It's come to my attention that I should probably make the following clear: I was not actually present at the demo/riot in Parliament Square on Thursday. Somehow in my blog post I managed to neglect any mention of the words
BBC News live stream, which might have made the whole thing significantly more clear.
It might also have been more clear for those of you who read me on the Twitters, on which I made comments like
@gominokouhai I got no work done today and BBC News is burned-in to the company monitor. Thanks for the economic stimulus, fuckos.However for those of you who only read the blog post I may have given the wrong impression.
I don't have the money to go down to That London for a demo. I went to That London for a holiday. I came back, and as soon as I'd done so, I watched the place burn on live TV. The content of the post is still 100% accurate: I saw all of those things happen, I just saw them happen through a browser window.
What's interesting, though, is the distinction between the live news stream and what was later shown, after editing, on the 8 o'clock news. I suppose that's why they call it a news
story. The BBC have a duty to provide balanced coverage, but sometimes I wonder if they take that duty too seriously: there's a difference between balanced and insipid. It's blatantly obvious from the raw footage that the Met instigated the violence. The march was peaceful and good-natured, and was proceeding along the agreed route until the demonstrators saw a kettle being formed ahead. We've all seen what happens in kettles, and it's entirely understandable that they might want to avoid it.
@PennyRed To avoid kettling, bits of the march are splitting off down sidestreets then rejoining. Benny Hill again!
I read another blog post (can't find the link right now, will edit if I see it again) that suggested that the agreed route was cordoned off. The marchers had nowhere else to go, so kept walking, and found themselves in Parliament Square. They weren't supposed to be there, but they hadn't been given a choice. The Met subsequently used the fact that they'd deviated from the agreed route as the sole justification for everything that followed.
Once inside the kettle, the police continued to deny that it was a kettle. Protestors who wanted to get out were sent to the opposite side of the square, where they were told they could exit; once there, they were sent back to the other side again. I watched Chief Superintendent Julia Pendry claim that no containment was taking place. At the same time I could watch the crowd trapped in the Square and read their Twitter streams: it must have felt very different to the demonstrators on the ground.
When you get 20,000 people in a small space, there is inevitably going to be some pushing and shoving. I watched it on the live stream. It looks like nothing more than a quiet crowd of people confined in a small area. Certainly there was nothing going on that warranted this mounted charge.
A lot has been made of the fact that a police officer was pulled off his horse and injured. We've got the footage of that too. There are no protestors anywhere near him; it looks like the horse gets spooked and he falls off because he's a crap rider. The BBC report suggested that the horse bolted because of a firecracker; not a very good police horse either if it can't deal with loud noises (Note: see expert commentary below), and besides this is a world away from

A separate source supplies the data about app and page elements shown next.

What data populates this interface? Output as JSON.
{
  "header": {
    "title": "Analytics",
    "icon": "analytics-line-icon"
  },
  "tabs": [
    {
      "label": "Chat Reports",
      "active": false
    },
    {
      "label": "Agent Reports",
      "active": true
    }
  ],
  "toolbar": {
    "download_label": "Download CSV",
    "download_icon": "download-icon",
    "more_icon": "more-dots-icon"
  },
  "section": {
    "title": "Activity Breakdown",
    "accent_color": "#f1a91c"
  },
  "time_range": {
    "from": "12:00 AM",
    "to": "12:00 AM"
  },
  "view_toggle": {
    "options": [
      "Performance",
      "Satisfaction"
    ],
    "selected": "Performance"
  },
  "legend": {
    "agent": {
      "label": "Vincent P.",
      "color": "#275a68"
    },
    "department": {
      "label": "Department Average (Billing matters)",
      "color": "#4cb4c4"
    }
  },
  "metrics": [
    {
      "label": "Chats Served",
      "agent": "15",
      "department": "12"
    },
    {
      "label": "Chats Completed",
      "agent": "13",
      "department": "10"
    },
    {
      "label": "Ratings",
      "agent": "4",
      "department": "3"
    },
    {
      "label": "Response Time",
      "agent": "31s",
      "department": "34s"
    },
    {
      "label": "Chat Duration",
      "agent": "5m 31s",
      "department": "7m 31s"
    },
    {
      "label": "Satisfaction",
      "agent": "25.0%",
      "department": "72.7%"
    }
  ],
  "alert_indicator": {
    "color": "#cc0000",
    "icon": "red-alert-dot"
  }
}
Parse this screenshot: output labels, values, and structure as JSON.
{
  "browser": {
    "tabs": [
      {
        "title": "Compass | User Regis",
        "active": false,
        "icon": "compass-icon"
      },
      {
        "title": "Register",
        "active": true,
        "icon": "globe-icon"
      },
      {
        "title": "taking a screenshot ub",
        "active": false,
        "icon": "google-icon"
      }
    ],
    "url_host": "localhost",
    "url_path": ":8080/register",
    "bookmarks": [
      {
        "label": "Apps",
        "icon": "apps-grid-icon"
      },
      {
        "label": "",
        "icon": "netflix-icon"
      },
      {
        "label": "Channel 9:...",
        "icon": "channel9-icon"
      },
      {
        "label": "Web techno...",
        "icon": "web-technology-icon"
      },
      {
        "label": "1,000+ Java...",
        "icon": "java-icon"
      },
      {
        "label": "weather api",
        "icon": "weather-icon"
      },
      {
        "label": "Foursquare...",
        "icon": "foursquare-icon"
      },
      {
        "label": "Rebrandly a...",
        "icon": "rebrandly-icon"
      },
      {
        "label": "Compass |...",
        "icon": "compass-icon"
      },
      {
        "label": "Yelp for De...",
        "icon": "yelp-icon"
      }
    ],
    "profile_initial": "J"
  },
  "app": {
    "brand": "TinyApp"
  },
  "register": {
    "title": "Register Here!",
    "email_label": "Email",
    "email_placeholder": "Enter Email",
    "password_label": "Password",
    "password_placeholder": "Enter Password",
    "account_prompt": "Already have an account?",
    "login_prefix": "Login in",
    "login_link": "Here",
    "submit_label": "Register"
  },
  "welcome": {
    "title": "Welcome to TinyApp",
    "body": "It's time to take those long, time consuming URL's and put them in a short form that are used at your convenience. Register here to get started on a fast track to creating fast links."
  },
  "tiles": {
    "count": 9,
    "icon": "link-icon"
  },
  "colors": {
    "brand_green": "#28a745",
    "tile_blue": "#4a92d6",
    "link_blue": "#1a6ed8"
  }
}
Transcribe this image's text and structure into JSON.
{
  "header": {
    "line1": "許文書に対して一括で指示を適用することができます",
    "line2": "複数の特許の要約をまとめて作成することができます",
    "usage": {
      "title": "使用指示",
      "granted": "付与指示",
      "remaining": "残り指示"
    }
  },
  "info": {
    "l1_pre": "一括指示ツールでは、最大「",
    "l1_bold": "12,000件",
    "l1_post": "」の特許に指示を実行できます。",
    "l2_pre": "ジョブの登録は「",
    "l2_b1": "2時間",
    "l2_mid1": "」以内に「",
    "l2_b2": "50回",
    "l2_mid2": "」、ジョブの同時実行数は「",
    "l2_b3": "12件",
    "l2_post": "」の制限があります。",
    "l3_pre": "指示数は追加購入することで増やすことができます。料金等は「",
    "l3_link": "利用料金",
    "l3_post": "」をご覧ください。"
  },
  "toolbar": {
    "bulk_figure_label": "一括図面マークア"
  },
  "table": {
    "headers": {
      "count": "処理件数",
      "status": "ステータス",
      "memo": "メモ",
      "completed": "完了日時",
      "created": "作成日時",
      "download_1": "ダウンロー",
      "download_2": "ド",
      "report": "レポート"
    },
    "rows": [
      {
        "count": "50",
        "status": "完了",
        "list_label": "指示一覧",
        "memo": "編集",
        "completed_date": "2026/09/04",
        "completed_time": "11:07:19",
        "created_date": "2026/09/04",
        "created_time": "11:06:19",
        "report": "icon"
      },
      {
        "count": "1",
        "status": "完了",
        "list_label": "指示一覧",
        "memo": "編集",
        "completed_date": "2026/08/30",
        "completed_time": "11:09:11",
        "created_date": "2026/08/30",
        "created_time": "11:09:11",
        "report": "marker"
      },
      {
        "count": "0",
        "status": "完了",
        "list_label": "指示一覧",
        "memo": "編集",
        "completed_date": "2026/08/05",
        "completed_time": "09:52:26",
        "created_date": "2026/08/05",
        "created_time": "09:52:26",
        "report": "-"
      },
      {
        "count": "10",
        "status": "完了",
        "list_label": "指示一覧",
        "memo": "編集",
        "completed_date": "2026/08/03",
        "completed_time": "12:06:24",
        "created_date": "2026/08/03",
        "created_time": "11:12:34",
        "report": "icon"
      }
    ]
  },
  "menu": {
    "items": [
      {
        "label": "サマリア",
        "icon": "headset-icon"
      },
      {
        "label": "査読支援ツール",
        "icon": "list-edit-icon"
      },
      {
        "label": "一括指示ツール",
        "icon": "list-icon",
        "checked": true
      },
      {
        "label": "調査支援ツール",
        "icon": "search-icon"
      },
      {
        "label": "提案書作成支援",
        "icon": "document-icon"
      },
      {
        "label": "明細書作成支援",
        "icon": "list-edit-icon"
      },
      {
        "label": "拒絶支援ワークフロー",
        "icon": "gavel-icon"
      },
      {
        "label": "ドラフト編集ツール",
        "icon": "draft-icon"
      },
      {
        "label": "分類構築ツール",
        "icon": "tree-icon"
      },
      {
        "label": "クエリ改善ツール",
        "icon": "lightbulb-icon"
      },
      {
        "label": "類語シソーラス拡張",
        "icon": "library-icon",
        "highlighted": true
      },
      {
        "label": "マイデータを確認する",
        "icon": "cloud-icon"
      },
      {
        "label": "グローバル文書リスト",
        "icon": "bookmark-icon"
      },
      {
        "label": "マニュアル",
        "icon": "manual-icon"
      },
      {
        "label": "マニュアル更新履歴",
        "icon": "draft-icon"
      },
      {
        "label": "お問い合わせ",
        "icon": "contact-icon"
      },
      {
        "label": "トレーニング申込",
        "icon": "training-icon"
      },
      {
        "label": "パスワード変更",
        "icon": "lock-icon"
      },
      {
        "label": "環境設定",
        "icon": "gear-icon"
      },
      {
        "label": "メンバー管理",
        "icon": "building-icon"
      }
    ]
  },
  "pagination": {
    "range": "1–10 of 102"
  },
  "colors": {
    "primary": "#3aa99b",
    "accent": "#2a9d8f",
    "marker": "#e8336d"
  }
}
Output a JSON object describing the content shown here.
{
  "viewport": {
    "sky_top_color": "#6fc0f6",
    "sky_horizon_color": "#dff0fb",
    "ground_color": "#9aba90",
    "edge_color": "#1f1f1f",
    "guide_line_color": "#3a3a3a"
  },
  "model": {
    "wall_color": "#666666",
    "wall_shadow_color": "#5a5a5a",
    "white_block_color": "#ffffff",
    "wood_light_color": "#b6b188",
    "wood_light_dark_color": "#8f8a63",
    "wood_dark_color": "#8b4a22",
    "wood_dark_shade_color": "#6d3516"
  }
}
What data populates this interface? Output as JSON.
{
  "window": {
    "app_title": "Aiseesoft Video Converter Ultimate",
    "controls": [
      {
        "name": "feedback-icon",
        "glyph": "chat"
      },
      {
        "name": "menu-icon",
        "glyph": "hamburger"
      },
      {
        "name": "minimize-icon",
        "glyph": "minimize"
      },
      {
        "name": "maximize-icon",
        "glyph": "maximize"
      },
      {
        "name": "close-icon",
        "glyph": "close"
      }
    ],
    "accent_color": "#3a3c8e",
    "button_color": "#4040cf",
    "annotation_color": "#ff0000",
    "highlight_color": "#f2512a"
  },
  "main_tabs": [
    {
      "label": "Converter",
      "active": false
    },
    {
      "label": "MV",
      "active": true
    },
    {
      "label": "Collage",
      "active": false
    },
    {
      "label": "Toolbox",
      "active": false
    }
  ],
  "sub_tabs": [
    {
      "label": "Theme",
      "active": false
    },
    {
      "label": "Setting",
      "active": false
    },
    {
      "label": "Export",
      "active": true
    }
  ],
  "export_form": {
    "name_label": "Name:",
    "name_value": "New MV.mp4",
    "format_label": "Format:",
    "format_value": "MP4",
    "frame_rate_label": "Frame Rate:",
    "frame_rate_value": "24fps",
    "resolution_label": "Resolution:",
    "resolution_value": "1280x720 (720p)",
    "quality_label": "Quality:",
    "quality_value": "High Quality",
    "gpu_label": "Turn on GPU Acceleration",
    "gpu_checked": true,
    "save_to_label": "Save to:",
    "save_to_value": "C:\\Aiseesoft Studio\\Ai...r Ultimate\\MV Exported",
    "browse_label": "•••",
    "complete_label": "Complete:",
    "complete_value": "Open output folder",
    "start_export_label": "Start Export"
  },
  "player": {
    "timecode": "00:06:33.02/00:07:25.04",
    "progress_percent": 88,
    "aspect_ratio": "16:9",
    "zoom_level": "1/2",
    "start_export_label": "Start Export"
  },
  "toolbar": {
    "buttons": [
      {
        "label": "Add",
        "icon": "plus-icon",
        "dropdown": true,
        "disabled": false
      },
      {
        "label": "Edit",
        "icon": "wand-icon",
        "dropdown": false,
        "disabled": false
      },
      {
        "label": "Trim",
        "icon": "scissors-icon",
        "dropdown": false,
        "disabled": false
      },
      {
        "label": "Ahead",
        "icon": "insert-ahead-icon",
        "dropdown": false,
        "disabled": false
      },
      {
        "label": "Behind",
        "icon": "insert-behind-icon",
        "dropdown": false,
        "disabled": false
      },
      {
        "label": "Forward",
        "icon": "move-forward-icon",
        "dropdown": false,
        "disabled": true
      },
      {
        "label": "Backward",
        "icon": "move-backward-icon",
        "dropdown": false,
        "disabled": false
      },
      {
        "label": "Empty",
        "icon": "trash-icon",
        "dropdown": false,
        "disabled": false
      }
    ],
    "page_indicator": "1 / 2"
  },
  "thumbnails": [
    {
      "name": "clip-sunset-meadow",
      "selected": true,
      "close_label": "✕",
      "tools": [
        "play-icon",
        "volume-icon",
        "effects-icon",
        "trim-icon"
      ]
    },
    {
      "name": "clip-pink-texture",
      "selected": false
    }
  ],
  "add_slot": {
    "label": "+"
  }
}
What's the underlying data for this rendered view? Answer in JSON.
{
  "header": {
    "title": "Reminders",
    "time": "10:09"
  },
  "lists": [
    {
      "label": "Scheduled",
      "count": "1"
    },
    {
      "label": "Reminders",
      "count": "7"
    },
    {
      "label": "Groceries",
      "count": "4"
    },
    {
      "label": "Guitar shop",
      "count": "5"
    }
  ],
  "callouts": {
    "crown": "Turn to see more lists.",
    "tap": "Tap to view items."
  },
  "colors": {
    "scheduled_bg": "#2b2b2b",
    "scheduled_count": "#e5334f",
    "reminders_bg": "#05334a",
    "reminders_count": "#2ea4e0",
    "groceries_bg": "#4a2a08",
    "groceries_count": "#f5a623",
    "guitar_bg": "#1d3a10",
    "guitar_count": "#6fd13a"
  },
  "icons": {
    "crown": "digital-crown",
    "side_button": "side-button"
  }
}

being dragged off police horses and beaten. Furthermore, behind the guy falling off his horse you can see two young women being whacked with a baton for no reason whatsoever. So the violence had already begun by this point, and it wasn't the students perpetrating it.
Newsnight last night was a fifteen-minute condemnation of the fact that some protestors brought snooker balls with them. The NUS spokeswoman, who hadn't brought snooker balls with her, spent the whole time being asked why she might have brought snooker balls with her. We have one single report of a snooker ball being thrown (and one of a golf ball), which rapidly snowballed into Chief Superintendent Julia Pendry announcing that her officers were
under constant attack with snooker balls. I would expect a senior police officer to at least be able to count to three, let alone one; it's the number of
'ellos they're supposed to say.
While we're at it, let's look at Charlie Gilmour. The kid's a prick, no question. What's important is that there was one of him, and let's be generous and say ten idiots who'd brought snooker balls. That leaves 19,989 people in the kettle who were not utter tosspots and who had no reason to be contained.
In any gathering of 100 people I fully expect 90 or 95 of them to be fucking morons. That's simple statistical expectation. The fact that we can only talk about two or three idiots in a throng of twenty thousand says a great deal about the majority who were there for peaceful reasons and who remained peaceful throughout, even while the batons rained down indiscriminately. The police, on the other hand, went to Whitehall spoiling for a fight. Not finding one, they created one to suit their purposes. While they did so, Julia Pendry was lying on national TV about
methods of last resort.
And now: linkdump! Here's just a selection of eyewitness reports.
- Laurie Penny's excellent piece: Inside the Parliament Square kettle
- This is what democracy smells like
- Jody McIntyre was dragged from his wheelchair and beaten; police later set about beating up the empty wheelchair
- Police claim they
showed restraintat student demo
- Here is a photo of a police officer laughing while hitting a 15 year old girl
- Lies, damned lies, and crowd control
While I'm here, this is an excellent summary of the reasons underlying the protests, and why it affects more than just students: What we're arguing against and what we're fighting for